Work task >>
Please reproduce the entries below exactly, omitting any images they contain.

Listed entries >>
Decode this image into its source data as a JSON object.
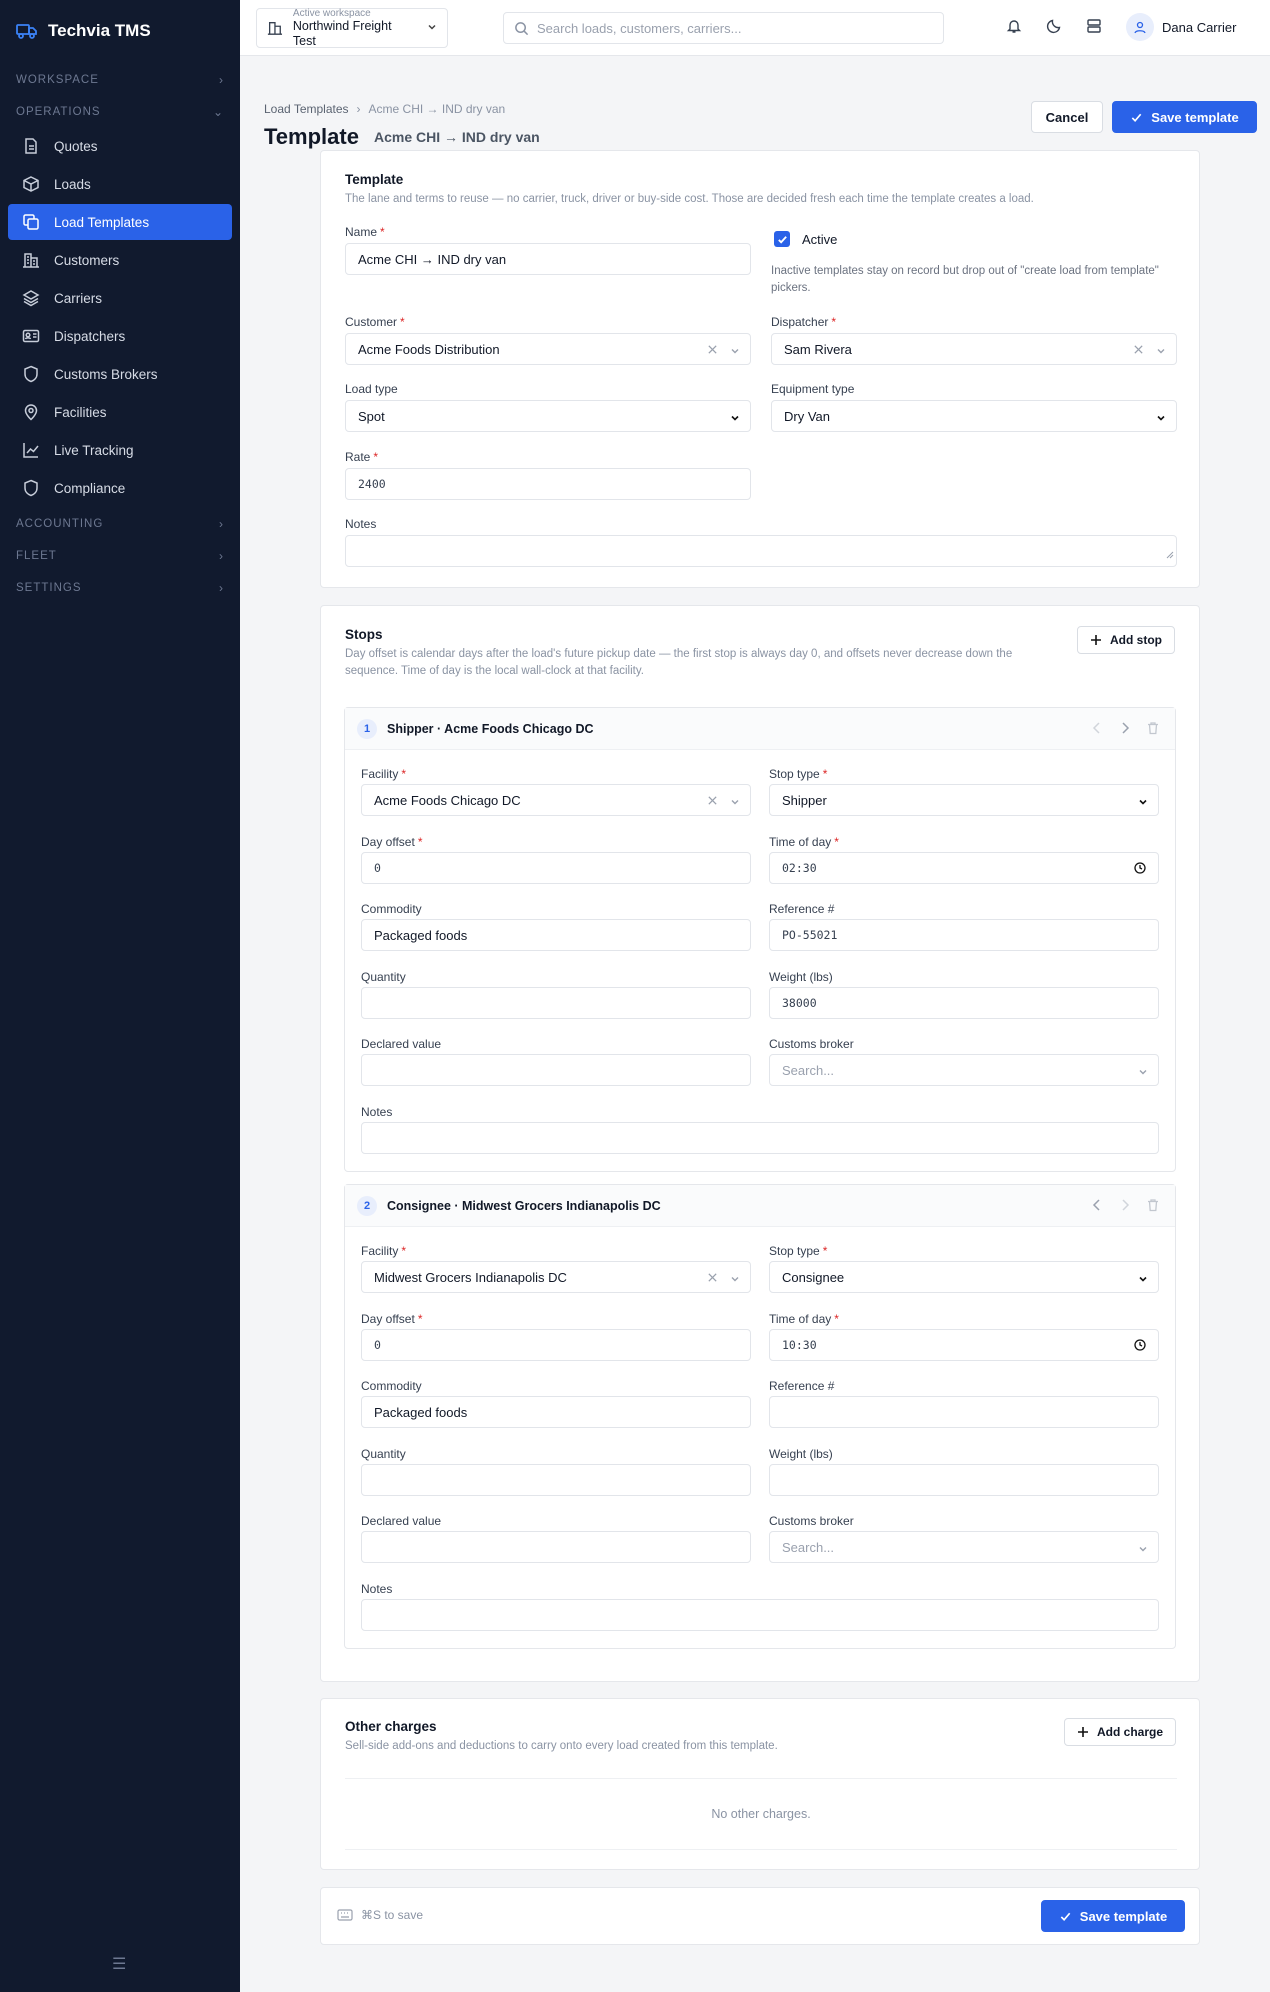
{
  "app": {
    "name": "Techvia TMS"
  },
  "sidebar": {
    "sections": {
      "workspace": "WORKSPACE",
      "operations": "OPERATIONS",
      "accounting": "ACCOUNTING",
      "fleet": "FLEET",
      "settings": "SETTINGS"
    },
    "items": [
      {
        "label": "Quotes",
        "icon": "document-icon"
      },
      {
        "label": "Loads",
        "icon": "box-icon"
      },
      {
        "label": "Load Templates",
        "icon": "copy-icon",
        "active": true
      },
      {
        "label": "Customers",
        "icon": "building-icon"
      },
      {
        "label": "Carriers",
        "icon": "layers-icon"
      },
      {
        "label": "Dispatchers",
        "icon": "id-card-icon"
      },
      {
        "label": "Customs Brokers",
        "icon": "shield-icon"
      },
      {
        "label": "Facilities",
        "icon": "map-pin-icon"
      },
      {
        "label": "Live Tracking",
        "icon": "chart-line-icon"
      },
      {
        "label": "Compliance",
        "icon": "shield-icon"
      }
    ]
  },
  "topbar": {
    "workspace_label": "Active workspace",
    "workspace_value": "Northwind Freight Test",
    "search_placeholder": "Search loads, customers, carriers...",
    "user_name": "Dana Carrier"
  },
  "header": {
    "breadcrumb": [
      "Load Templates",
      "Acme CHI → IND dry van"
    ],
    "title": "Template",
    "subtitle": "Acme CHI → IND dry van",
    "cancel_label": "Cancel",
    "save_label": "Save template"
  },
  "template_card": {
    "title": "Template",
    "description": "The lane and terms to reuse — no carrier, truck, driver or buy-side cost. Those are decided fresh each time the template creates a load.",
    "name_label": "Name",
    "name_value": "Acme CHI → IND dry van",
    "active_label": "Active",
    "active_help": "Inactive templates stay on record but drop out of \"create load from template\" pickers.",
    "customer_label": "Customer",
    "customer_value": "Acme Foods Distribution",
    "dispatcher_label": "Dispatcher",
    "dispatcher_value": "Sam Rivera",
    "load_type_label": "Load type",
    "load_type_value": "Spot",
    "equipment_label": "Equipment type",
    "equipment_value": "Dry Van",
    "rate_label": "Rate",
    "rate_value": "2400",
    "notes_label": "Notes"
  },
  "stops_card": {
    "title": "Stops",
    "description": "Day offset is calendar days after the load's future pickup date — the first stop is always day 0, and offsets never decrease down the sequence. Time of day is the local wall-clock at that facility.",
    "add_label": "Add stop",
    "field_labels": {
      "facility": "Facility",
      "stop_type": "Stop type",
      "day_offset": "Day offset",
      "time_of_day": "Time of day",
      "commodity": "Commodity",
      "reference": "Reference #",
      "quantity": "Quantity",
      "weight": "Weight (lbs)",
      "declared_value": "Declared value",
      "customs_broker": "Customs broker",
      "notes": "Notes"
    },
    "customs_placeholder": "Search...",
    "stops": [
      {
        "number": "1",
        "title": "Shipper · Acme Foods Chicago DC",
        "facility": "Acme Foods Chicago DC",
        "stop_type": "Shipper",
        "day_offset": "0",
        "time_of_day": "02:30",
        "commodity": "Packaged foods",
        "reference": "PO-55021",
        "quantity": "",
        "weight": "38000",
        "declared_value": ""
      },
      {
        "number": "2",
        "title": "Consignee · Midwest Grocers Indianapolis DC",
        "facility": "Midwest Grocers Indianapolis DC",
        "stop_type": "Consignee",
        "day_offset": "0",
        "time_of_day": "10:30",
        "commodity": "Packaged foods",
        "reference": "",
        "quantity": "",
        "weight": "",
        "declared_value": ""
      }
    ]
  },
  "charges_card": {
    "title": "Other charges",
    "description": "Sell-side add-ons and deductions to carry onto every load created from this template.",
    "add_label": "Add charge",
    "empty_text": "No other charges."
  },
  "footer": {
    "shortcut_hint": "⌘S to save",
    "save_label": "Save template"
  },
  "colors": {
    "accent": "#2a62e8",
    "sidebar_bg": "#111a2e",
    "required": "#dc2626"
  }
}
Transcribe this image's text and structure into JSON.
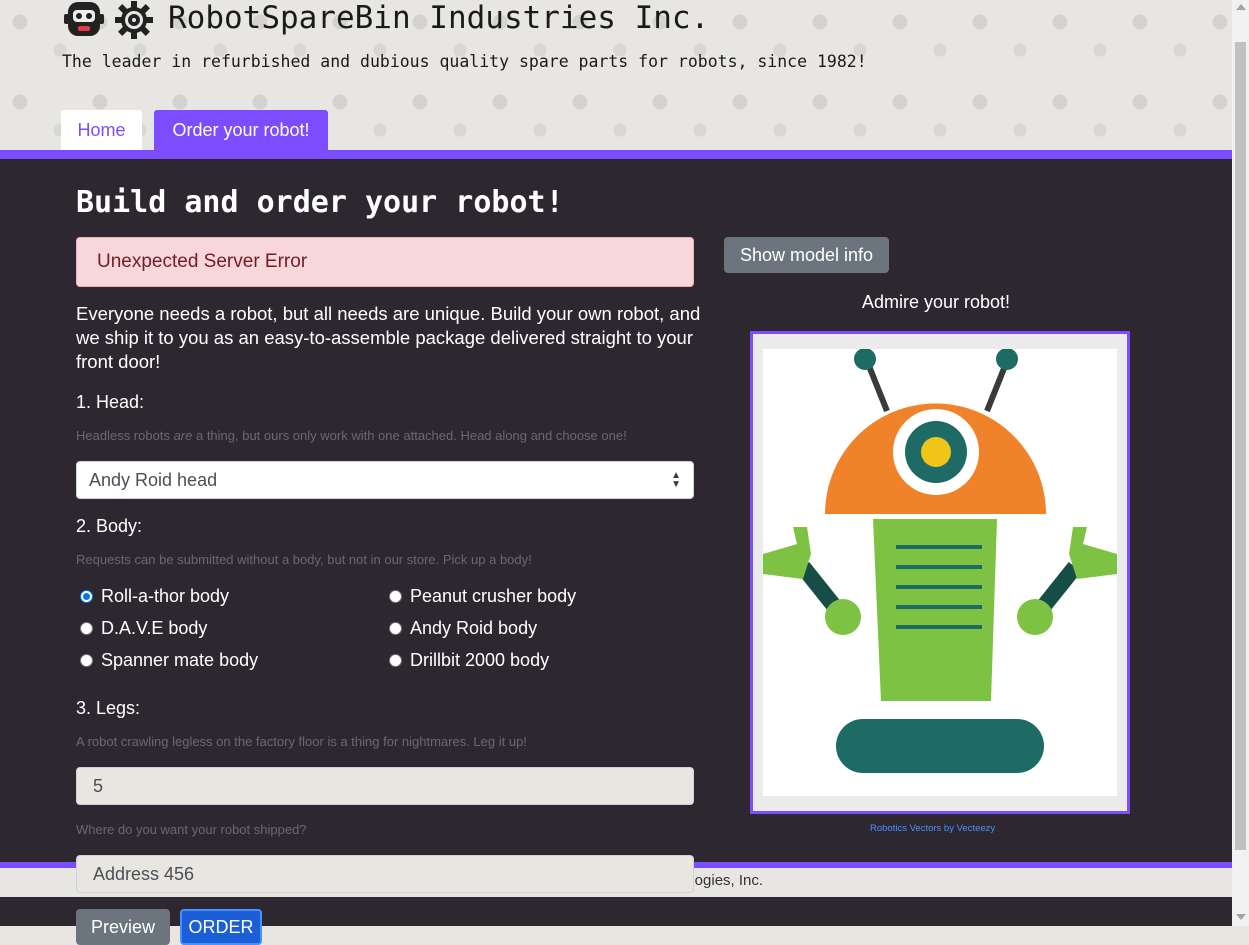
{
  "header": {
    "title": "RobotSpareBin Industries Inc.",
    "tagline": "The leader in refurbished and dubious quality spare parts for robots, since 1982!",
    "logo_icon": "robot-icon",
    "gear_icon": "gear-icon"
  },
  "tabs": [
    {
      "label": "Home",
      "active": false
    },
    {
      "label": "Order your robot!",
      "active": true
    }
  ],
  "main": {
    "page_title": "Build and order your robot!",
    "error_alert": "Unexpected Server Error",
    "intro": "Everyone needs a robot, but all needs are unique. Build your own robot, and we ship it to you as an easy-to-assemble package delivered straight to your front door!",
    "head": {
      "label": "1. Head:",
      "hint_before": "Headless robots ",
      "hint_em": "are",
      "hint_after": " a thing, but ours only work with one attached. Head along and choose one!",
      "selected": "Andy Roid head"
    },
    "body": {
      "label": "2. Body:",
      "hint": "Requests can be submitted without a body, but not in our store. Pick up a body!",
      "options": [
        {
          "label": "Roll-a-thor body",
          "checked": true
        },
        {
          "label": "Peanut crusher body",
          "checked": false
        },
        {
          "label": "D.A.V.E body",
          "checked": false
        },
        {
          "label": "Andy Roid body",
          "checked": false
        },
        {
          "label": "Spanner mate body",
          "checked": false
        },
        {
          "label": "Drillbit 2000 body",
          "checked": false
        }
      ]
    },
    "legs": {
      "label": "3. Legs:",
      "hint": "A robot crawling legless on the factory floor is a thing for nightmares. Leg it up!",
      "value": "5"
    },
    "address": {
      "hint": "Where do you want your robot shipped?",
      "value": "Address 456"
    },
    "buttons": {
      "preview": "Preview",
      "order": "ORDER"
    }
  },
  "preview_panel": {
    "show_model_info": "Show model info",
    "admire": "Admire your robot!",
    "credit": "Robotics Vectors by Vecteezy"
  },
  "footer": {
    "text": "ologies, Inc."
  },
  "colors": {
    "accent": "#7c4dff",
    "main_bg": "#2d2830",
    "alert_bg": "#f8d7da",
    "robot_orange": "#f0832a",
    "robot_green": "#7dc242",
    "robot_teal": "#1e6b66"
  }
}
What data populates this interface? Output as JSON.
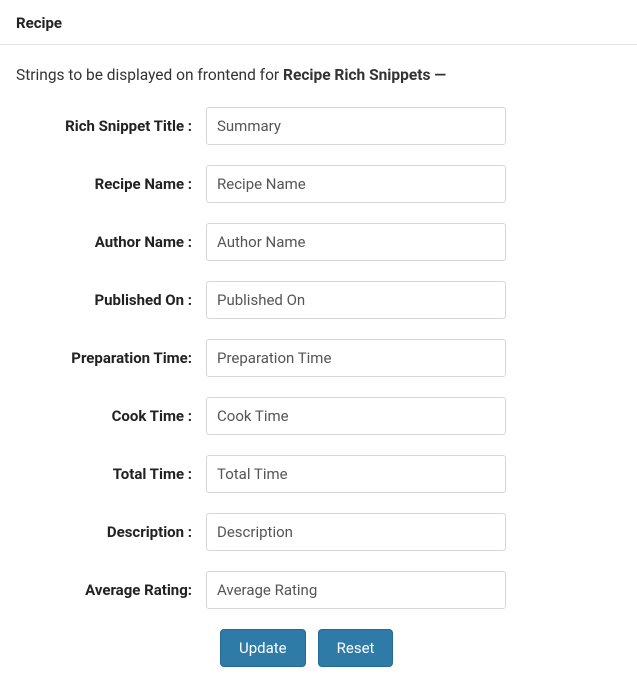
{
  "header": {
    "title": "Recipe"
  },
  "intro": {
    "prefix": "Strings to be displayed on frontend for ",
    "bold": "Recipe Rich Snippets —"
  },
  "fields": [
    {
      "label": "Rich Snippet Title :",
      "value": "Summary",
      "name": "rich-snippet-title"
    },
    {
      "label": "Recipe Name :",
      "value": "Recipe Name",
      "name": "recipe-name"
    },
    {
      "label": "Author Name :",
      "value": "Author Name",
      "name": "author-name"
    },
    {
      "label": "Published On :",
      "value": "Published On",
      "name": "published-on"
    },
    {
      "label": "Preparation Time:",
      "value": "Preparation Time",
      "name": "preparation-time"
    },
    {
      "label": "Cook Time :",
      "value": "Cook Time",
      "name": "cook-time"
    },
    {
      "label": "Total Time :",
      "value": "Total Time",
      "name": "total-time"
    },
    {
      "label": "Description :",
      "value": "Description",
      "name": "description"
    },
    {
      "label": "Average Rating:",
      "value": "Average Rating",
      "name": "average-rating"
    }
  ],
  "buttons": {
    "update": "Update",
    "reset": "Reset"
  }
}
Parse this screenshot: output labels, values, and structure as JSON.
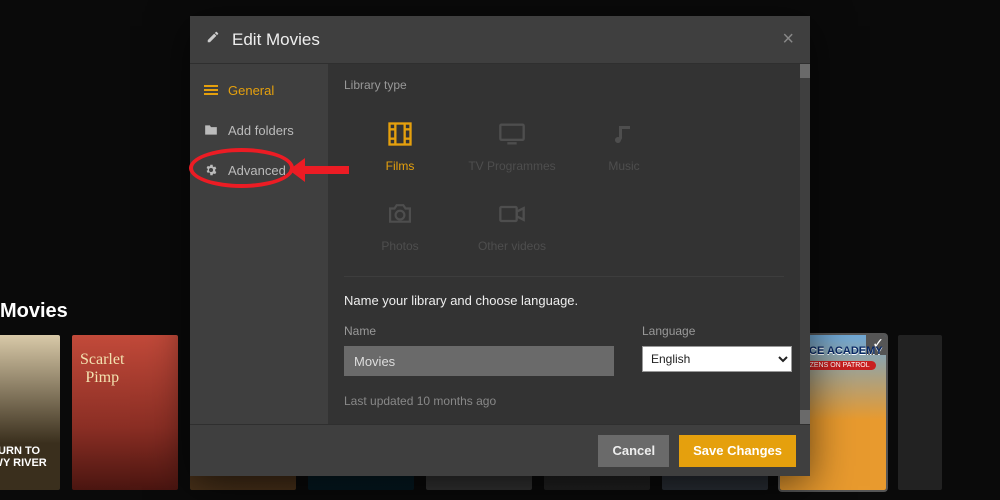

Result of the exercise >>
Decode this image into its source data as a JSON object.
{
  "app": {
    "name": "Techvia TMS"
  },
  "sidebar": {
    "sections": {
      "workspace": "WORKSPACE",
      "operations": "OPERATIONS",
      "accounting": "ACCOUNTING",
      "fleet": "FLEET",
      "settings": "SETTINGS"
    },
    "items": [
      {
        "label": "Quotes",
        "icon": "document-icon"
      },
      {
        "label": "Loads",
        "icon": "box-icon"
      },
      {
        "label": "Load Templates",
        "icon": "copy-icon",
        "active": true
      },
      {
        "label": "Customers",
        "icon": "building-icon"
      },
      {
        "label": "Carriers",
        "icon": "layers-icon"
      },
      {
        "label": "Dispatchers",
        "icon": "id-card-icon"
      },
      {
        "label": "Customs Brokers",
        "icon": "shield-icon"
      },
      {
        "label": "Facilities",
        "icon": "map-pin-icon"
      },
      {
        "label": "Live Tracking",
        "icon": "chart-line-icon"
      },
      {
        "label": "Compliance",
        "icon": "shield-icon"
      }
    ]
  },
  "topbar": {
    "workspace_label": "Active workspace",
    "workspace_value": "Northwind Freight Test",
    "search_placeholder": "Search loads, customers, carriers...",
    "user_name": "Dana Carrier"
  },
  "header": {
    "breadcrumb": [
      "Load Templates",
      "Acme CHI → IND dry van"
    ],
    "title": "Template",
    "subtitle": "Acme CHI → IND dry van",
    "cancel_label": "Cancel",
    "save_label": "Save template"
  },
  "template_card": {
    "title": "Template",
    "description": "The lane and terms to reuse — no carrier, truck, driver or buy-side cost. Those are decided fresh each time the template creates a load.",
    "name_label": "Name",
    "name_value": "Acme CHI → IND dry van",
    "active_label": "Active",
    "active_help": "Inactive templates stay on record but drop out of \"create load from template\" pickers.",
    "customer_label": "Customer",
    "customer_value": "Acme Foods Distribution",
    "dispatcher_label": "Dispatcher",
    "dispatcher_value": "Sam Rivera",
    "load_type_label": "Load type",
    "load_type_value": "Spot",
    "equipment_label": "Equipment type",
    "equipment_value": "Dry Van",
    "rate_label": "Rate",
    "rate_value": "2400",
    "notes_label": "Notes"
  },
  "stops_card": {
    "title": "Stops",
    "description": "Day offset is calendar days after the load's future pickup date — the first stop is always day 0, and offsets never decrease down the sequence. Time of day is the local wall-clock at that facility.",
    "add_label": "Add stop",
    "field_labels": {
      "facility": "Facility",
      "stop_type": "Stop type",
      "day_offset": "Day offset",
      "time_of_day": "Time of day",
      "commodity": "Commodity",
      "reference": "Reference #",
      "quantity": "Quantity",
      "weight": "Weight (lbs)",
      "declared_value": "Declared value",
      "customs_broker": "Customs broker",
      "notes": "Notes"
    },
    "customs_placeholder": "Search...",
    "stops": [
      {
        "number": "1",
        "title": "Shipper · Acme Foods Chicago DC",
        "facility": "Acme Foods Chicago DC",
        "stop_type": "Shipper",
        "day_offset": "0",
        "time_of_day": "02:30",
        "commodity": "Packaged foods",
        "reference": "PO-55021",
        "quantity": "",
        "weight": "38000",
        "declared_value": ""
      },
      {
        "number": "2",
        "title": "Consignee · Midwest Grocers Indianapolis DC",
        "facility": "Midwest Grocers Indianapolis DC",
        "stop_type": "Consignee",
        "day_offset": "0",
        "time_of_day": "10:30",
        "commodity": "Packaged foods",
        "reference": "",
        "quantity": "",
        "weight": "",
        "declared_value": ""
      }
    ]
  },
  "charges_card": {
    "title": "Other charges",
    "description": "Sell-side add-ons and deductions to carry onto every load created from this template.",
    "add_label": "Add charge",
    "empty_text": "No other charges."
  },
  "footer": {
    "shortcut_hint": "⌘S to save",
    "save_label": "Save template"
  },
  "colors": {
    "accent": "#2a62e8",
    "sidebar_bg": "#111a2e",
    "required": "#dc2626"
  }
}
Transcribe this image's text and structure into JSON.
{
  "header": {
    "title": "RobotSpareBin Industries Inc.",
    "tagline": "The leader in refurbished and dubious quality spare parts for robots, since 1982!",
    "logo_icon": "robot-icon",
    "gear_icon": "gear-icon"
  },
  "tabs": [
    {
      "label": "Home",
      "active": false
    },
    {
      "label": "Order your robot!",
      "active": true
    }
  ],
  "main": {
    "page_title": "Build and order your robot!",
    "error_alert": "Unexpected Server Error",
    "intro": "Everyone needs a robot, but all needs are unique. Build your own robot, and we ship it to you as an easy-to-assemble package delivered straight to your front door!",
    "head": {
      "label": "1. Head:",
      "hint_before": "Headless robots ",
      "hint_em": "are",
      "hint_after": " a thing, but ours only work with one attached. Head along and choose one!",
      "selected": "Andy Roid head"
    },
    "body": {
      "label": "2. Body:",
      "hint": "Requests can be submitted without a body, but not in our store. Pick up a body!",
      "options": [
        {
          "label": "Roll-a-thor body",
          "checked": true
        },
        {
          "label": "Peanut crusher body",
          "checked": false
        },
        {
          "label": "D.A.V.E body",
          "checked": false
        },
        {
          "label": "Andy Roid body",
          "checked": false
        },
        {
          "label": "Spanner mate body",
          "checked": false
        },
        {
          "label": "Drillbit 2000 body",
          "checked": false
        }
      ]
    },
    "legs": {
      "label": "3. Legs:",
      "hint": "A robot crawling legless on the factory floor is a thing for nightmares. Leg it up!",
      "value": "5"
    },
    "address": {
      "hint": "Where do you want your robot shipped?",
      "value": "Address 456"
    },
    "buttons": {
      "preview": "Preview",
      "order": "ORDER"
    }
  },
  "preview_panel": {
    "show_model_info": "Show model info",
    "admire": "Admire your robot!",
    "credit": "Robotics Vectors by Vecteezy"
  },
  "footer": {
    "text": "ologies, Inc."
  },
  "colors": {
    "accent": "#7c4dff",
    "main_bg": "#2d2830",
    "alert_bg": "#f8d7da",
    "robot_orange": "#f0832a",
    "robot_green": "#7dc242",
    "robot_teal": "#1e6b66"
  }
}
What data populates this interface? Output as JSON.
{
  "header": {
    "title": "Recipe"
  },
  "intro": {
    "prefix": "Strings to be displayed on frontend for ",
    "bold": "Recipe Rich Snippets —"
  },
  "fields": [
    {
      "label": "Rich Snippet Title :",
      "value": "Summary",
      "name": "rich-snippet-title"
    },
    {
      "label": "Recipe Name :",
      "value": "Recipe Name",
      "name": "recipe-name"
    },
    {
      "label": "Author Name :",
      "value": "Author Name",
      "name": "author-name"
    },
    {
      "label": "Published On :",
      "value": "Published On",
      "name": "published-on"
    },
    {
      "label": "Preparation Time:",
      "value": "Preparation Time",
      "name": "preparation-time"
    },
    {
      "label": "Cook Time :",
      "value": "Cook Time",
      "name": "cook-time"
    },
    {
      "label": "Total Time :",
      "value": "Total Time",
      "name": "total-time"
    },
    {
      "label": "Description :",
      "value": "Description",
      "name": "description"
    },
    {
      "label": "Average Rating:",
      "value": "Average Rating",
      "name": "average-rating"
    }
  ],
  "buttons": {
    "update": "Update",
    "reset": "Reset"
  }
}
Parse this screenshot: output labels, values, and structure as JSON.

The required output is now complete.